North Carolina has no restrictions on assault weapons and few rules on the open carrying of firearms.
North Carolina has no restrictions on assault weapons and few rules on the open carrying of firearms.
November 19, 2018

DURHAM, N.C. — Last month's deadly shooting at a North Carolina high school made the news, but some worry that the daily threat of gun violence isn't getting enough attention.

Gun deaths have risen steadily in the past few years in the state, reaching an all-time high of more than 1,400 lives lost to gun-related incidents in 2016 — the latest data available from the Centers for Disease Control.

As a new state director for the group MomsRising, Jessica Burroughs is advocating for tougher gun laws. She said both of her sons' schools have had "close calls" in the past year.

"My son's elementary school went into lockdown when a parent in a custody dispute came to the school,” Burroughs said. “And then, my middle schooler's track meet was interrupted when an armed man ran onto the field after a robbery nearby."

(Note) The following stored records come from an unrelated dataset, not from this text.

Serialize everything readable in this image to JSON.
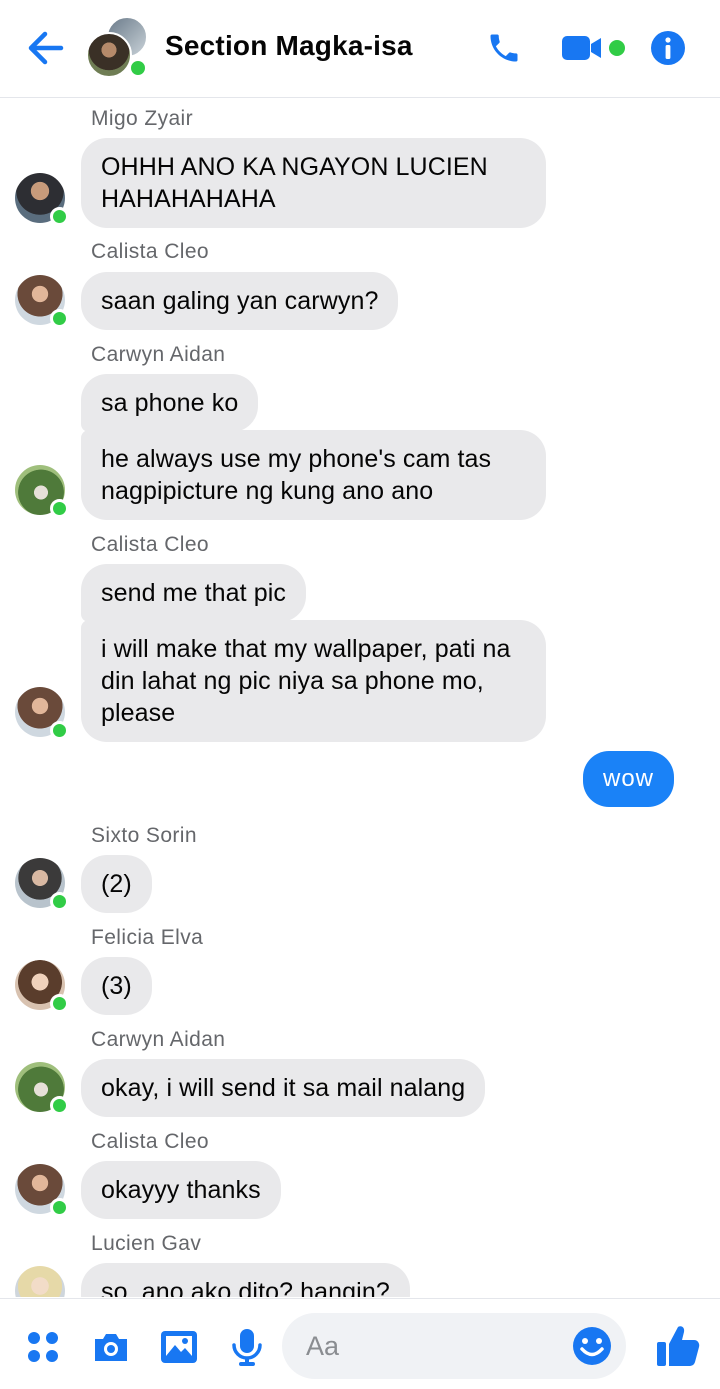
{
  "header": {
    "title": "Section Magka-isa",
    "back_icon": "back-arrow-icon",
    "call_icon": "phone-icon",
    "video_icon": "video-camera-icon",
    "info_icon": "info-icon",
    "accent_color": "#1877f2",
    "online_color": "#31cc46"
  },
  "messages": [
    {
      "sender": "Migo Zyair",
      "texts": [
        "OHHH ANO KA NGAYON LUCIEN HAHAHAHAHA"
      ]
    },
    {
      "sender": "Calista Cleo",
      "texts": [
        "saan galing yan carwyn?"
      ]
    },
    {
      "sender": "Carwyn Aidan",
      "texts": [
        "sa phone ko",
        "he always use my phone's cam tas nagpipicture ng kung ano ano"
      ]
    },
    {
      "sender": "Calista Cleo",
      "texts": [
        "send me that pic",
        "i will make that my wallpaper, pati na din lahat ng pic niya sa phone mo, please"
      ]
    },
    {
      "sender": "",
      "texts": [
        "wow"
      ],
      "outgoing": true
    },
    {
      "sender": "Sixto Sorin",
      "texts": [
        "(2)"
      ]
    },
    {
      "sender": "Felicia Elva",
      "texts": [
        "(3)"
      ]
    },
    {
      "sender": "Carwyn Aidan",
      "texts": [
        "okay, i will send it sa mail nalang"
      ]
    },
    {
      "sender": "Calista Cleo",
      "texts": [
        "okayyy thanks"
      ]
    },
    {
      "sender": "Lucien Gav",
      "texts": [
        "so, ano ako dito? hangin?"
      ]
    }
  ],
  "composer": {
    "placeholder": "Aa",
    "icons": [
      "menu-dots-icon",
      "camera-icon",
      "gallery-icon",
      "microphone-icon",
      "emoji-icon",
      "thumbs-up-icon"
    ]
  }
}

Experts say there's no one reason the numbers are rising, but they aren't waiting for the next school shooting to happen. Grassroots groups and those familiar with the issue from across the state are gathering to discuss such issues as mental health and school safety, with the goal of presenting legislation for the 2019 session.

The North Carolina Council of Churches is one of the organizations working to identify the best ways to change the conversation about gun violence prevention. Executive Director Jennifer Copeland said she’s concerned that much of the focus is on the high-profile shootings.

"Mass shootings are horrible and they capture the imagination of the general public, but on a day-to-day basis, that's not where the majority of the gun violence occurs,” Copeland said. “The majority of the gun violence occurs off of the record. It's not on the nightly news."

Copeland said she also worries that more people think they need to carry a gun in order to feel safe. One recent report showed the number of concealed-carry permits issued in North Carolina climbed from about 68,000 to about 107,000 between 2015 and 2016.

Burroughs and others are looking for reforms, like a ban on bump-stocks and military assault rifles. Most of all, she said, she wants her children to feel safe.

"And the day after the Pittsburgh shooting, as I was driving my kids to the synagogue for religious school, they were both crying and pleading with me to take them home, saying they did not feel safe at the synagogue,” Burroughs said. “And I told them that we must be strong and continue to practice our faith."

Antionette Kerr, Public News Service - NC